Top of DATA PROVIDED

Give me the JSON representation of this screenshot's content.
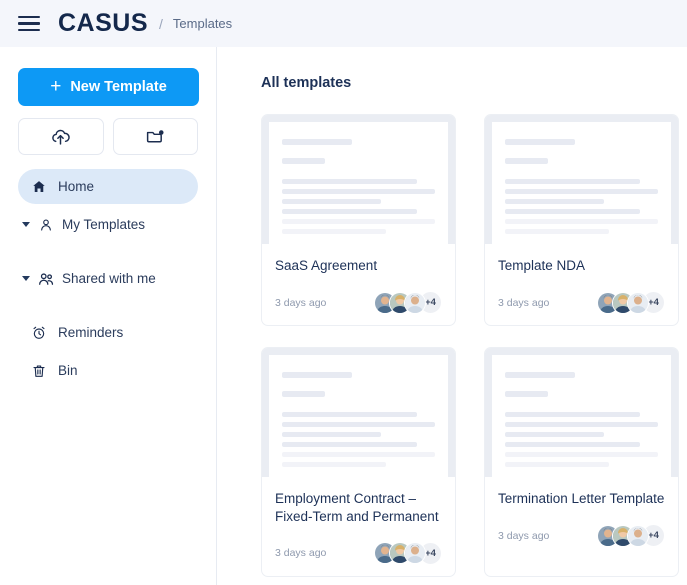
{
  "header": {
    "menu_icon": "hamburger-icon",
    "brand": "CASUS",
    "separator": "/",
    "breadcrumb": "Templates"
  },
  "sidebar": {
    "new_template_label": "New Template",
    "new_template_plus": "+",
    "upload_icon": "upload-cloud-icon",
    "new_folder_icon": "new-folder-icon",
    "items": [
      {
        "label": "Home",
        "icon": "home-icon",
        "active": true,
        "expandable": false
      },
      {
        "label": "My Templates",
        "icon": "user-icon",
        "active": false,
        "expandable": true
      },
      {
        "label": "Shared with me",
        "icon": "users-icon",
        "active": false,
        "expandable": true
      },
      {
        "label": "Reminders",
        "icon": "alarm-clock-icon",
        "active": false,
        "expandable": false
      },
      {
        "label": "Bin",
        "icon": "trash-icon",
        "active": false,
        "expandable": false
      }
    ]
  },
  "main": {
    "section_title": "All templates",
    "cards": [
      {
        "title": "SaaS Agreement",
        "timestamp": "3 days ago",
        "more_count": "+4"
      },
      {
        "title": "Template NDA",
        "timestamp": "3 days ago",
        "more_count": "+4"
      },
      {
        "title": "Employment Contract – Fixed-Term and Permanent",
        "timestamp": "3 days ago",
        "more_count": "+4"
      },
      {
        "title": "Termination Letter Template",
        "timestamp": "3 days ago",
        "more_count": "+4"
      }
    ]
  },
  "colors": {
    "accent": "#0d99f5",
    "active_pill": "#dce9f8",
    "title_navy": "#1d3157",
    "muted": "#8e99ad",
    "preview_frame": "#eaedf3",
    "skeleton": "#e7eaf2"
  }
}
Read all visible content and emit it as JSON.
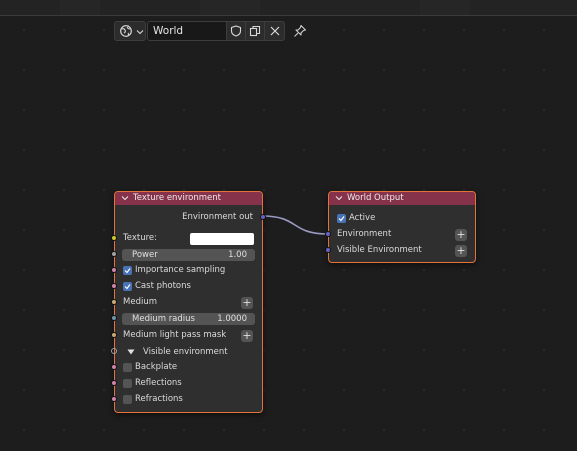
{
  "header": {
    "world_name": "World",
    "world_icon": "globe-icon",
    "fake_user_icon": "shield-icon",
    "duplicate_icon": "copy-icon",
    "unlink_icon": "close-icon",
    "pin_icon": "pin-icon"
  },
  "texture_node": {
    "title": "Texture environment",
    "output_label": "Environment out",
    "texture_label": "Texture:",
    "power_label": "Power",
    "power_value": "1.00",
    "importance_sampling_label": "Importance sampling",
    "importance_sampling_checked": true,
    "cast_photons_label": "Cast photons",
    "cast_photons_checked": true,
    "medium_label": "Medium",
    "medium_radius_label": "Medium radius",
    "medium_radius_value": "1.0000",
    "medium_light_pass_mask_label": "Medium light pass mask",
    "visible_environment_label": "Visible environment",
    "backplate_label": "Backplate",
    "reflections_label": "Reflections",
    "refractions_label": "Refractions"
  },
  "output_node": {
    "title": "World Output",
    "active_label": "Active",
    "active_checked": true,
    "environment_label": "Environment",
    "visible_environment_label": "Visible Environment"
  },
  "colors": {
    "node_header": "#86324a",
    "node_border_selected": "#e3733a",
    "checkbox_on": "#4772b3",
    "link": "#9a9ac4"
  }
}
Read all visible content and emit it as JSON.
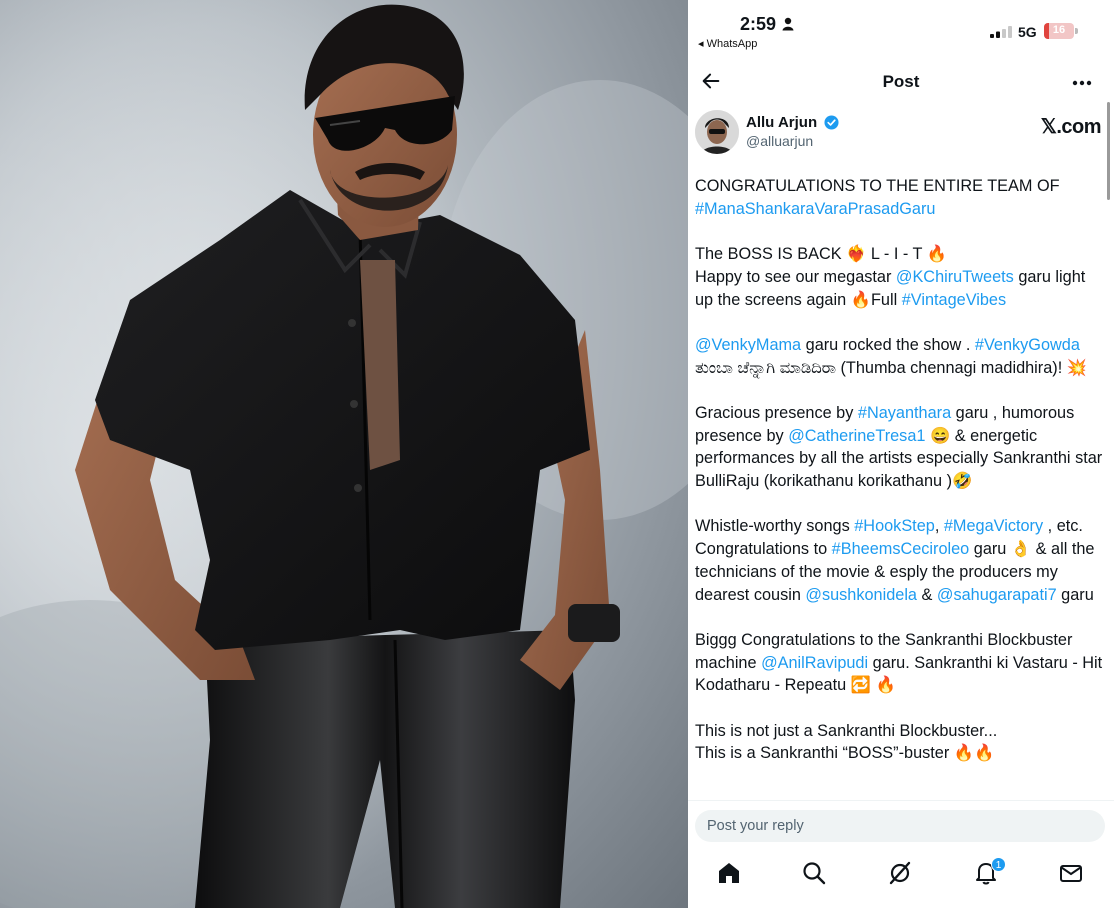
{
  "photo": {
    "subject": "man in black shirt and sunglasses"
  },
  "status_bar": {
    "time": "2:59",
    "back_app": "◂ WhatsApp",
    "network": "5G",
    "battery_level": "16",
    "battery_fraction": 0.16
  },
  "header": {
    "title": "Post"
  },
  "author": {
    "name": "Allu Arjun",
    "handle": "@alluarjun",
    "source": "𝕏.com"
  },
  "post": {
    "p1": {
      "t1": "CONGRATULATIONS TO THE ENTIRE TEAM OF ",
      "l1": "#ManaShankaraVaraPrasadGaru"
    },
    "p2": {
      "t1": "The BOSS IS BACK ❤️‍🔥 L - I - T 🔥",
      "t2": "Happy to see our megastar ",
      "l1": "@KChiruTweets",
      "t3": " garu light up the screens again 🔥Full ",
      "l2": "#VintageVibes"
    },
    "p3": {
      "l1": "@VenkyMama",
      "t1": " garu rocked the show . ",
      "l2": "#VenkyGowda",
      "t2": " ತುಂಬಾ ಚೆನ್ನಾಗಿ ಮಾಡಿದಿರಾ (Thumba chennagi madidhira)! 💥"
    },
    "p4": {
      "t1": "Gracious presence by ",
      "l1": "#Nayanthara",
      "t2": " garu , humorous presence by ",
      "l2": "@CatherineTresa1",
      "t3": " 😄 & energetic performances by all the artists especially Sankranthi star BulliRaju (korikathanu korikathanu )🤣"
    },
    "p5": {
      "t1": "Whistle-worthy songs  ",
      "l1": "#HookStep",
      "t2": ", ",
      "l2": "#MegaVictory",
      "t3": " , etc. Congratulations to ",
      "l3": "#BheemsCeciroleo",
      "t4": " garu 👌 & all the technicians of the movie & esply the producers my dearest cousin ",
      "l4": "@sushkonidela",
      "t5": " & ",
      "l5": "@sahugarapati7",
      "t6": " garu"
    },
    "p6": {
      "t1": "Biggg Congratulations to the Sankranthi Blockbuster machine ",
      "l1": "@AnilRavipudi",
      "t2": " garu. Sankranthi ki Vastaru - Hit Kodatharu - Repeatu 🔁 🔥"
    },
    "p7": {
      "t1": "This is not just a Sankranthi Blockbuster...",
      "t2": "This is a Sankranthi “BOSS”-buster 🔥🔥"
    }
  },
  "reply": {
    "placeholder": "Post your reply"
  },
  "tabbar": {
    "icons": [
      "home-icon",
      "search-icon",
      "grok-icon",
      "notifications-icon",
      "messages-icon"
    ],
    "notification_count": "1"
  },
  "colors": {
    "link": "#1d9bf0",
    "verified": "#1d9bf0",
    "battery_low": "#e0443e"
  }
}
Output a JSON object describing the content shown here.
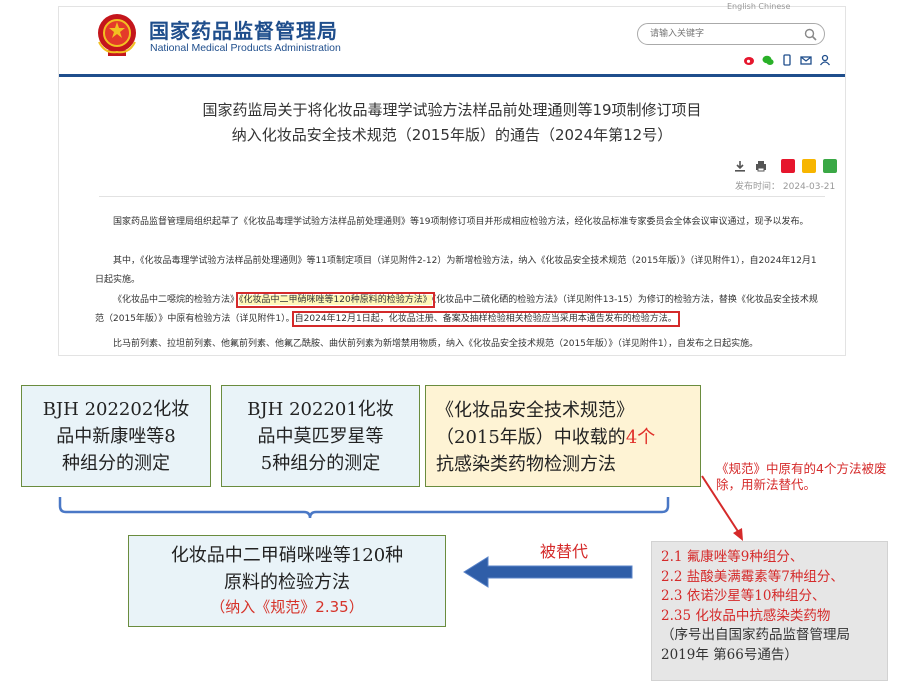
{
  "header": {
    "agency_cn": "国家药品监督管理局",
    "agency_en": "National Medical Products Administration",
    "top_links": "English  Chinese",
    "search_placeholder": "请输入关键字"
  },
  "article": {
    "title_line1": "国家药监局关于将化妆品毒理学试验方法样品前处理通则等19项制修订项目",
    "title_line2": "纳入化妆品安全技术规范（2015年版）的通告（2024年第12号）",
    "publish_date": "发布时间： 2024-03-21",
    "p1": "国家药品监督管理局组织起草了《化妆品毒理学试验方法样品前处理通则》等19项制修订项目并形成相应检验方法，经化妆品标准专家委员会全体会议审议通过，现予以发布。",
    "p2": "其中，《化妆品毒理学试验方法样品前处理通则》等11项制定项目（详见附件2-12）为新增检验方法，纳入《化妆品安全技术规范（2015年版）》（详见附件1），自2024年12月1日起实施。",
    "p3_a": "《化妆品中二噁烷的检验方法》",
    "p3_highlight": "《化妆品中二甲硝咪唑等120种原料的检验方法》",
    "p3_b": "《化妆品中二硫化硒的检验方法》（详见附件13-15）为修订的检验方法，替换《化妆品安全技术规范（2015年版）》中原有检验方法（详见附件1）。",
    "p3_redbox": "自2024年12月1日起，化妆品注册、备案及抽样检验相关检验应当采用本通告发布的检验方法。",
    "p4": "比马前列素、拉坦前列素、他氟前列素、他氟乙酰胺、曲伏前列素为新增禁用物质，纳入《化妆品安全技术规范（2015年版）》（详见附件1），自发布之日起实施。"
  },
  "diagram": {
    "box1": [
      "BJH 202202化妆",
      "品中新康唑等8",
      "种组分的测定"
    ],
    "box2": [
      "BJH 202201化妆",
      "品中莫匹罗星等",
      "5种组分的测定"
    ],
    "box3_line1": "《化妆品安全技术规范》",
    "box3_line2a": "（2015年版）中收载的",
    "box3_line2b": "4个",
    "box3_line3": "抗感染类药物检测方法",
    "main_line1": "化妆品中二甲硝咪唑等120种",
    "main_line2": "原料的检验方法",
    "main_line3": "（纳入《规范》2.35）",
    "replaced_label": "被替代",
    "note": "《规范》中原有的4个方法被废除，用新法替代。",
    "gray_items": [
      "2.1 氟康唑等9种组分、",
      "2.2 盐酸美满霉素等7种组分、",
      "2.3 依诺沙星等10种组分、",
      "2.35 化妆品中抗感染类药物"
    ],
    "gray_note": "（序号出自国家药品监督管理局2019年 第66号通告）"
  },
  "colors": {
    "brand_blue": "#1f4e8c",
    "accent_red": "#d52a2a",
    "arrow_blue": "#2f5ea8",
    "box_border_green": "#6a8c3e"
  },
  "icons": [
    "emblem-icon",
    "search-icon",
    "weibo-icon",
    "wechat-icon",
    "mobile-icon",
    "mail-icon",
    "user-icon",
    "download-icon",
    "print-icon"
  ]
}
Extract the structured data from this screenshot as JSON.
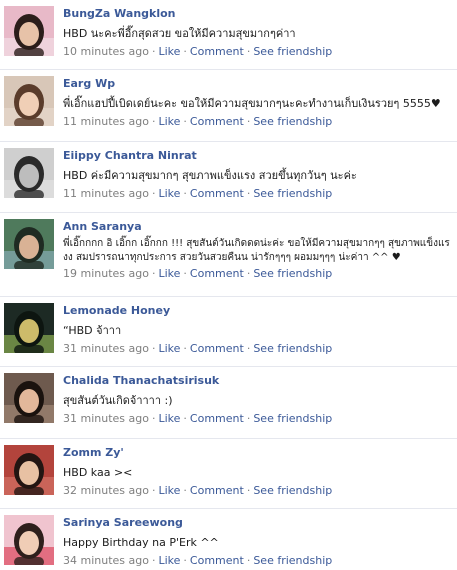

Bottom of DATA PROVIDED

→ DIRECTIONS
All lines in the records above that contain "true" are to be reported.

→ RESPONSE TO THE EXERCISE
        "active": true,
        "expandable": true
        "expandable": true
    "importance_sampling_checked": true,
    "cast_photons_checked": true,
    "active_checked": true,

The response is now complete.